We challenge you to find one person that doesn’t like music. Seriously…..it’s pretty much impossible. Everyone likes at least one genre of music, if not several. As adults, music can serve many different purposes. It can be for pure enjoyment. Music can help with our emotional states….it can calm us down and decrease our stress. Music can pep us up and get our energy booming. Music can help us focus on important tasks. Music can be a social outlet for us. Music can also help us learn. This is the same for children!Read More
Playing with your child is one of the BEST things you can do to promote speech and language development; however, play can be difficult for some children and for some adults. Here are 10 things you can do at home, at school or in therapy to help increase your child’s play skills and speech and language development in fun, natural way.Read More
As a parent with a child with special needs you most likely spend the majority of your time in the car driving from one appointment to the next as well as within many different waiting rooms. With all that time spent in “transition” it is sometimes difficult to make sure that your child is emotionally regulated, entertained, having fun, learning, transitioning smoothly, eating properly and more. In addition, you may also have your other kids with you and sometimes it is hard to entertain them while you are waiting for brother or sister to finish.
This week we want to help you create a “Bag of Tricks” that will help your transitions move much smoother. You will need a big bag or plastic box to put everything in. This bag will be your “on the go” bag. You will take it with you everywhere you go: in the car, in the waiting rooms, at soccer practice, etc. We suggest packing this bag every Sunday night (replacing the items every 1-2 weeks so that your kids don’t get bored) and then place it in the car so it’s ready to go for the week!Read More
We all use one. Yours may be on your iPhone, computer, tablet, or you may even use old-fashioned pen and paper…..it’s your schedule, your lists, your to-dos and more. What are you doing today?
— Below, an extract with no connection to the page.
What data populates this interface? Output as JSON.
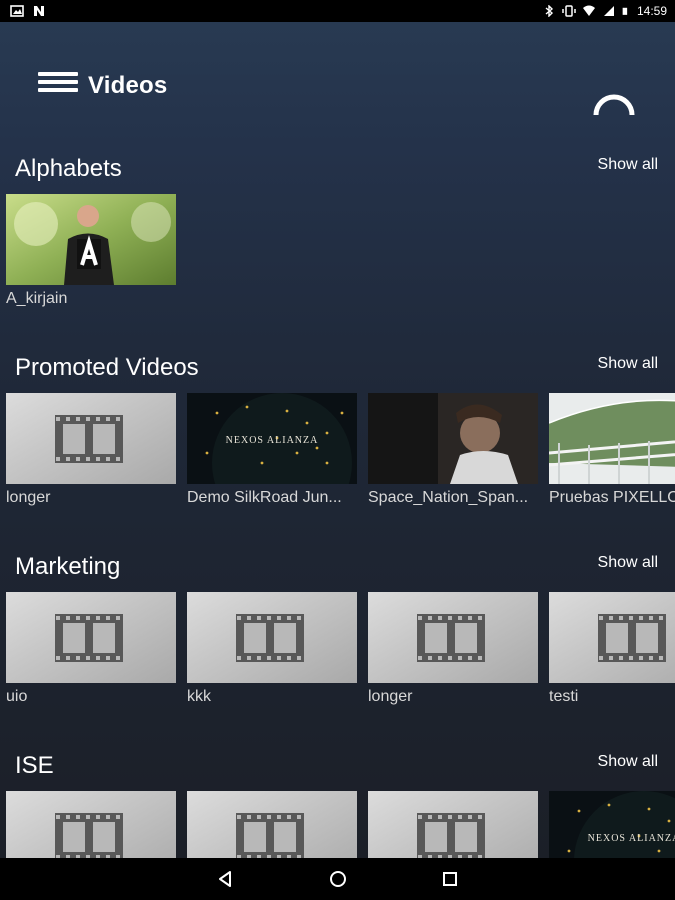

What things do you have to pick up from the store? What did you not get done yesterday? We all do it differently, but we all somehow have a schedule of our day. It is because of this form of organization that we know what will happen and we know what to expect. Now imagine going through one day or even one hour without this. I personally would be lost. This is how your child may feel. Using a visual schedule everyday all day long allows your child to plan, organize, and predict what will happen next. By allowing them to see what is coming next it will decrease their anxiety and; therefore, decrease transition difficulties.